--- DATA IN THIS EXERCISE Enclosed Below ---

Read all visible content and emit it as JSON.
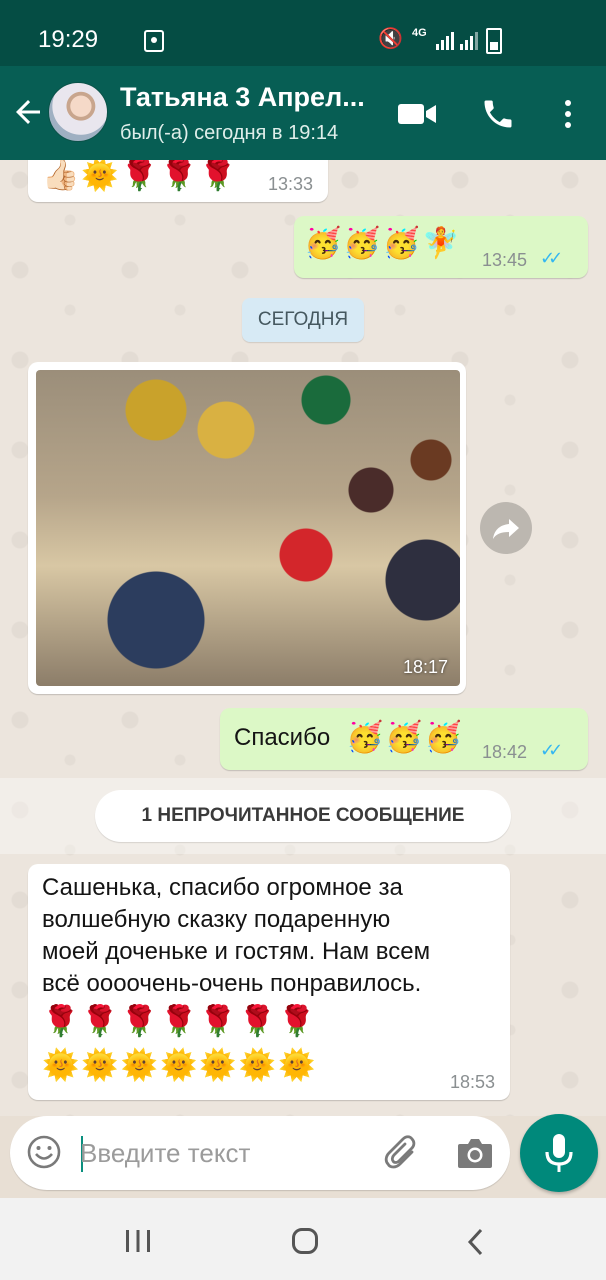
{
  "status_bar": {
    "time": "19:29",
    "network": "4G"
  },
  "header": {
    "contact_name": "Татьяна 3 Апрел...",
    "last_seen": "был(-а) сегодня в 19:14"
  },
  "chat": {
    "messages": [
      {
        "direction": "in",
        "emoji": "👍🏻🌞🌹🌹🌹",
        "time": "13:33"
      },
      {
        "direction": "out",
        "emoji": "🥳🥳🥳🧚",
        "time": "13:45",
        "status": "read"
      },
      {
        "type": "date",
        "label": "СЕГОДНЯ"
      },
      {
        "direction": "in",
        "type": "photo",
        "time": "18:17"
      },
      {
        "direction": "out",
        "text": "Спасибо",
        "emoji": "🥳🥳🥳",
        "time": "18:42",
        "status": "read"
      },
      {
        "type": "unread",
        "label": "1 НЕПРОЧИТАННОЕ СООБЩЕНИЕ"
      },
      {
        "direction": "in",
        "lines": [
          "Сашенька, спасибо огромное за",
          "волшебную сказку подаренную",
          "моей доченьке и гостям. Нам всем",
          "всё оооочень-очень понравилось."
        ],
        "emoji_line1": "🌹🌹🌹🌹🌹🌹🌹",
        "emoji_line2": "🌞🌞🌞🌞🌞🌞🌞",
        "time": "18:53"
      }
    ]
  },
  "input": {
    "placeholder": "Введите текст"
  },
  "colors": {
    "header": "#075e54",
    "accent": "#00897b",
    "outgoing_bubble": "#dcf8c6",
    "read_ticks": "#34b7f1"
  },
  "icons": [
    "back-arrow-icon",
    "video-call-icon",
    "phone-icon",
    "more-vert-icon",
    "forward-icon",
    "emoji-icon",
    "attach-icon",
    "camera-icon",
    "mic-icon"
  ]
}
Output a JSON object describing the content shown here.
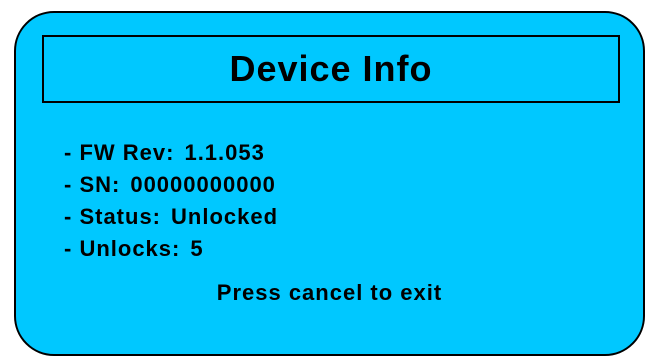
{
  "screen": {
    "title": "Device Info",
    "info": [
      {
        "label": "- FW Rev:",
        "value": "1.1.053"
      },
      {
        "label": "- SN:",
        "value": "00000000000"
      },
      {
        "label": "- Status:",
        "value": "Unlocked"
      },
      {
        "label": "- Unlocks:",
        "value": "5"
      }
    ],
    "footer": "Press cancel to exit"
  },
  "colors": {
    "screen_background": "#00c8ff",
    "border": "#000000",
    "text": "#000000"
  }
}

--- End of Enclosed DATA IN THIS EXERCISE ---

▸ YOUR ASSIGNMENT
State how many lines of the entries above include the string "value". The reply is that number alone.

▸ ANSWER AREA
4